Beirut, 6 November, 2011 – Bahraini authorities has ordered doctors who treated injured protesters during the government crackdown on Pearl Square, to stop their medical work in the private clinics. Most of the doctors were suspended from their work in Salmaniya hospital during April 2011, after they provided help for injured anti-government protesters in February and March 2011. Twenty medics has been put on trial before the National Safety Court -Military court- and sentenced in September 2011 to prison terms ranging from five to 15 years. They were charged with possessing weapons, occupying the hospital, and inciting hatred of the regime. Medics have said they were only doing their job and treating anyone who needed medical care.

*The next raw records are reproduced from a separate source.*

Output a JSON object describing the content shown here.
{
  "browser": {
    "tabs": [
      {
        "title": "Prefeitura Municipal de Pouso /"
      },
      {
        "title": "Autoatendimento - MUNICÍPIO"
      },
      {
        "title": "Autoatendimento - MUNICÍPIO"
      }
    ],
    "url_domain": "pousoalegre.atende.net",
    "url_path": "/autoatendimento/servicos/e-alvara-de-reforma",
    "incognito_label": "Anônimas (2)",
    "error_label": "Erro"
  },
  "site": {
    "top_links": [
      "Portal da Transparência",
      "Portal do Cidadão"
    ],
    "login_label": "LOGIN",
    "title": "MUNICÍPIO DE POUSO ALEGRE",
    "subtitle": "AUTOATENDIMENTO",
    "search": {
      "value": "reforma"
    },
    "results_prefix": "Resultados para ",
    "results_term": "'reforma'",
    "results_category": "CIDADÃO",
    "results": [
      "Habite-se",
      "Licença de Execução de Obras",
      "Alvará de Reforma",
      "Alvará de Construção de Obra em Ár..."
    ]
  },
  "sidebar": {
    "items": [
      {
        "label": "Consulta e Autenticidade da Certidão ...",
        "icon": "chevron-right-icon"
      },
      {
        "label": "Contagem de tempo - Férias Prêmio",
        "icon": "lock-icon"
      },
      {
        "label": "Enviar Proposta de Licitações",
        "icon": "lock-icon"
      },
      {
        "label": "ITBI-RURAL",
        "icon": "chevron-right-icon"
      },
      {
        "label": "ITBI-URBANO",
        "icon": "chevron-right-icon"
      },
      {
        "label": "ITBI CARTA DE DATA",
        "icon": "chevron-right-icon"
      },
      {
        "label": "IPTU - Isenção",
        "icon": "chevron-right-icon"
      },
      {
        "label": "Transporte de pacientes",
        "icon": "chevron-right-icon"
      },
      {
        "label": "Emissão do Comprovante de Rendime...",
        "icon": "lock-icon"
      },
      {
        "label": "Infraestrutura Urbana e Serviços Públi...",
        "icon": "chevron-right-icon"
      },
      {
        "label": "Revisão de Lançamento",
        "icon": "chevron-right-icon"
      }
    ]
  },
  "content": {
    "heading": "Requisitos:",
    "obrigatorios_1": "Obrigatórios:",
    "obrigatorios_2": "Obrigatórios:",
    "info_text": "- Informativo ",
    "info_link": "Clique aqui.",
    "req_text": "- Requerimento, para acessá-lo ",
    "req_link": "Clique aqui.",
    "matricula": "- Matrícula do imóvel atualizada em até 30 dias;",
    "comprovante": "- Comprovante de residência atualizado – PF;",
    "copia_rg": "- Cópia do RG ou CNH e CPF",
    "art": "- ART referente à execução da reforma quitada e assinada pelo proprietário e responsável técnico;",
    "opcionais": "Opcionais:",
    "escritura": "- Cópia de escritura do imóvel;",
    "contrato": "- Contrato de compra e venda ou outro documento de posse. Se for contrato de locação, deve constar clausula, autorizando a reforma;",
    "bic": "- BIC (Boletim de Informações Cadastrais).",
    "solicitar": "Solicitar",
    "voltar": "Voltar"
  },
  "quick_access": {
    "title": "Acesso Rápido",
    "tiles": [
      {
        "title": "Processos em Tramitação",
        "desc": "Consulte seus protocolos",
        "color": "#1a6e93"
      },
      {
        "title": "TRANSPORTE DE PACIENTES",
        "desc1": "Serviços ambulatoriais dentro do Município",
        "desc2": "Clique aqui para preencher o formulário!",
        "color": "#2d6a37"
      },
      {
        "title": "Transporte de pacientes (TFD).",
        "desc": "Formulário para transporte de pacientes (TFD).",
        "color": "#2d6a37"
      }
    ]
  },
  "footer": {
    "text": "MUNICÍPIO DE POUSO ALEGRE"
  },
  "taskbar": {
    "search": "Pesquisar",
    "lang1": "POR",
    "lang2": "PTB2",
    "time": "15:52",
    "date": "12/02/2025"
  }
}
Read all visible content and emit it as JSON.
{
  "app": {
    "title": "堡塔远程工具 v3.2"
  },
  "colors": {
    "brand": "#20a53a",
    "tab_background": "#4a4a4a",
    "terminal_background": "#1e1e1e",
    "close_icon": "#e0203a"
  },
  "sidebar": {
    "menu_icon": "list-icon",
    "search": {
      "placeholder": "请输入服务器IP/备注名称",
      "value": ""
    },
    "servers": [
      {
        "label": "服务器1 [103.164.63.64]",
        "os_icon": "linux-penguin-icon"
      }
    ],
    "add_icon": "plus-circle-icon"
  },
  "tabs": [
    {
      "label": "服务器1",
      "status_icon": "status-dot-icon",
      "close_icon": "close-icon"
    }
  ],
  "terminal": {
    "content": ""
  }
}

The Gulf Centre for Human Rights and the Bahrain Centre for Human Rights have received information and supporting documents show that the National Health Regulatory Authority in Bahrain ordered on November 2, 2011 the doctors to stop their work in private clinics, the only remaining source of income for the medics. This latest step of Bahraini authorities is a clear sign that harassment and persecution of the medics continue. Rula al-Saffar, one of the medics put on trial, told the Guardian that the reasons behind their persecutions “because we are a witness for what happened. We are a witness of the injured people, some of us were there when the hospital was seized…We are accused because we did our job.”

At the height of the protests, security forces stormed the Salmaniya hospital, Bahrain's main and only public hospital, and arrested dozens of doctors and other health workers. According to one of Salmaniya doctors, he estimates that 500 doctors, nurses and paramedics were called to interrogation where they have been stopped from working or dismissed. Many Bahrainis has accused the government of having made systematic efforts to deny medical services to wounded protesters. It is worth mentioning that the international organization “Doctors Without Borders” stopped working in Bahrain in August 2011 after its offices were also raided.

This new order to stop them from exercising their profession completely might be another move to silence them. Dr Nada Dhaif, a surgeon sentenced to 15 years, told Al Jazeera that the number of doctors being jailed is a "unique case" in the "history of any revolution or unrest, and in the history of medicine."

“Those brave medics who have been acting according to the ethics of their noble profession, have already spent at least few weeks in prison and were interrogated and tortured to force false confessions.” said Nabeel Rajab, the director of Gulf Centre for Human Rights. “Ordering them to stop their work also in the private sector, after what they have gone through, is another form to harass and intimidate them that needs to stop immediately.” He added. Please write immediately in Arabic or English to:

- Urge the King to immediately drop all charges against the doctors and medics and to allow them to resume their work immediately؛

- Demand a full compensation for the ordeal and damages they and their families have endured. The treatment is against their civil and human rights and contrary to international law and Bahrain’s international human rights obligations؛

Please Send Appeals Now TO:

King Shaikh Hamad bin ‘Issa Al Khalifa Office of His Majesty the King P.O. Box 555 Rifa’a Palace, Manama, Bahrain Fax: +973 1766 4587

Shaikh Khaled bin Ali Al Khalifa Minister of Justice and Islamic Affairs Ministry of Justice and Islamic Affairs P. O. Box 450, Manama, Bahrain Fax: +973 17531284

Dr. Fatima al-Balushi Minister of Human Rights and Social Development, and Acting Minister of Health Ministry of Human Rights and Social Development PO Box 32868, Isa Town, Bahrain Fax: +973 17 682 248 E-mail:

For more information, please contact:

Bahrain: Nabeel Rajab (Arabic and English) +973-396-333-99

Lebanon: Khalid Ibrahim (Arabic and English) +961-701-595-52

The Gulf Centre for Human Rights is an independent centre and has been recently created and registered in Ireland. The Centre works to strengthen support for human rights defenders and independent journalists in Bahrain, Iraq, Kuwait, Oman, Qatar, Saudi Arabia, United Arab Emirates and Yemen.